Required work
If a line in the data below holds the word "initial", copy it.

>>>

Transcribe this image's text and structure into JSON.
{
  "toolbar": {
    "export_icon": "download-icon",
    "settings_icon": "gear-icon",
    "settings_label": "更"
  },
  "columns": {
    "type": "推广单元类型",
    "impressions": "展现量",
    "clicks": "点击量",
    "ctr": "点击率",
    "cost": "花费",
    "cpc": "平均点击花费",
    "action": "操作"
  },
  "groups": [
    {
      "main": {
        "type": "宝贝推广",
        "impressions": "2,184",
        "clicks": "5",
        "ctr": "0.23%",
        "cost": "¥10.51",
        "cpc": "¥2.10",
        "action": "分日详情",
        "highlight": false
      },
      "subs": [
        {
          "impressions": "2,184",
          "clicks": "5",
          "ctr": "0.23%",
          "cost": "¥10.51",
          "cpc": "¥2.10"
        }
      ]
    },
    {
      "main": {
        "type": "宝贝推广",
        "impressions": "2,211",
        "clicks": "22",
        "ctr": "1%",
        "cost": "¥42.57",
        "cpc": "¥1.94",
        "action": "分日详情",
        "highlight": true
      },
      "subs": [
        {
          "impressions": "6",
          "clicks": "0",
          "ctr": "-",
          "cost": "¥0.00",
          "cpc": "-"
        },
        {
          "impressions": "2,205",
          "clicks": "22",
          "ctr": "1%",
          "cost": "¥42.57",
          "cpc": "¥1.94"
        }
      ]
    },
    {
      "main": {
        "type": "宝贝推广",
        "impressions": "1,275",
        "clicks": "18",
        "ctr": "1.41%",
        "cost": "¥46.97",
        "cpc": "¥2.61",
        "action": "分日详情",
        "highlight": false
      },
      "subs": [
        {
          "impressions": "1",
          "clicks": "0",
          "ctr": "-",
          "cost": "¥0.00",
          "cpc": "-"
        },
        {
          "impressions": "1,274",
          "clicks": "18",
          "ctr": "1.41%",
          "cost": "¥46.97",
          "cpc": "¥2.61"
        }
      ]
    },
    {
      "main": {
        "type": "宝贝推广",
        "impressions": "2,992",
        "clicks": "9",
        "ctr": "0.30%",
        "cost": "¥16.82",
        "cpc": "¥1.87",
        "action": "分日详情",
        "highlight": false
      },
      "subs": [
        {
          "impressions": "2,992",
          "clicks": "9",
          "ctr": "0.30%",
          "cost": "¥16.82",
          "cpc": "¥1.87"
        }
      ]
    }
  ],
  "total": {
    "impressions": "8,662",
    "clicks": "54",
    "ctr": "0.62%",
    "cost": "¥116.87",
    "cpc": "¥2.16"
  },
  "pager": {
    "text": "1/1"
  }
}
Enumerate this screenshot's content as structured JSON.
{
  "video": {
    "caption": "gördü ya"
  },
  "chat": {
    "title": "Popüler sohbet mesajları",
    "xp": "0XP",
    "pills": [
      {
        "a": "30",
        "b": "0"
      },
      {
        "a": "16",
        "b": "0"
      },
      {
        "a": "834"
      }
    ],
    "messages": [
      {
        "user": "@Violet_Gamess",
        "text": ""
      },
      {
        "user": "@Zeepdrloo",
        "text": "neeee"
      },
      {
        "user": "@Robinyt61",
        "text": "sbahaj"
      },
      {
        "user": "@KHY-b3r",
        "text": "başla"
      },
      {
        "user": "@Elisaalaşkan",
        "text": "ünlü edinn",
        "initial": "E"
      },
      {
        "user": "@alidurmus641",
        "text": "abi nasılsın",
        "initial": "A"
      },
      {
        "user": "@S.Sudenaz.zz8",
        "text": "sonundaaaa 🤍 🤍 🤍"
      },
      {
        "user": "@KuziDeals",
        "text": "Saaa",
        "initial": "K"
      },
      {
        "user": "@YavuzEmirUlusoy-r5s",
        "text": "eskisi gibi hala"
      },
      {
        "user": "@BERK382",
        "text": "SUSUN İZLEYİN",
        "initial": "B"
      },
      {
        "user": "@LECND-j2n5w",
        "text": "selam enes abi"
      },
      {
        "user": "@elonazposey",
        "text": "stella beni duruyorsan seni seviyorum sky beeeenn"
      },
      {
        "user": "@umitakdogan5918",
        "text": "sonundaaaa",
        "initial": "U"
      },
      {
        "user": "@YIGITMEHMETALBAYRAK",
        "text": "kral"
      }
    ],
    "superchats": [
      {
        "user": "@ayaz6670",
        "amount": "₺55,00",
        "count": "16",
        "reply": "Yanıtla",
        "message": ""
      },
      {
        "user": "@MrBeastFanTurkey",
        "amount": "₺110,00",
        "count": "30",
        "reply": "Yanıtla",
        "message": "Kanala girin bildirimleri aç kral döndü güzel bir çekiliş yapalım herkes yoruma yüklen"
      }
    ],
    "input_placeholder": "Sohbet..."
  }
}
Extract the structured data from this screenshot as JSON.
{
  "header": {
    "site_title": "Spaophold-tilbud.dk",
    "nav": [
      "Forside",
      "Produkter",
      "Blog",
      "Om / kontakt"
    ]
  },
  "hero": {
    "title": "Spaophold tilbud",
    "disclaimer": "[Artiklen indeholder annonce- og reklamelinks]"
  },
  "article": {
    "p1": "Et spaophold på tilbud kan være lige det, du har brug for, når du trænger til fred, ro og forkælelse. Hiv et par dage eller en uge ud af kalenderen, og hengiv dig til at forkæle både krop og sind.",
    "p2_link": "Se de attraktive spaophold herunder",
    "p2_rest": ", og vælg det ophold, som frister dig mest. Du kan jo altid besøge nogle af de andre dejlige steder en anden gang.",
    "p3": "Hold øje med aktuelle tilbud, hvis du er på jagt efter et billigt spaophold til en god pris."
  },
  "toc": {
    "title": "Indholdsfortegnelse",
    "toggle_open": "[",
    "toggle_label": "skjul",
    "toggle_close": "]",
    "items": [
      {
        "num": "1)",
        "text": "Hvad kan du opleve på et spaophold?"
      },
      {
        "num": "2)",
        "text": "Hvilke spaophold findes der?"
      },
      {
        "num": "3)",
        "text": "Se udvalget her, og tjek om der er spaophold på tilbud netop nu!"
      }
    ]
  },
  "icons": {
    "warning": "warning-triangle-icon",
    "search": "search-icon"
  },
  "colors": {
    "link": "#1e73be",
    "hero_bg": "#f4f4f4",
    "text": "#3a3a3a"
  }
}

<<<

Answer area
        "initial": "E"
        "initial": "A"
        "initial": "K"
        "initial": "B"
        "initial": "U"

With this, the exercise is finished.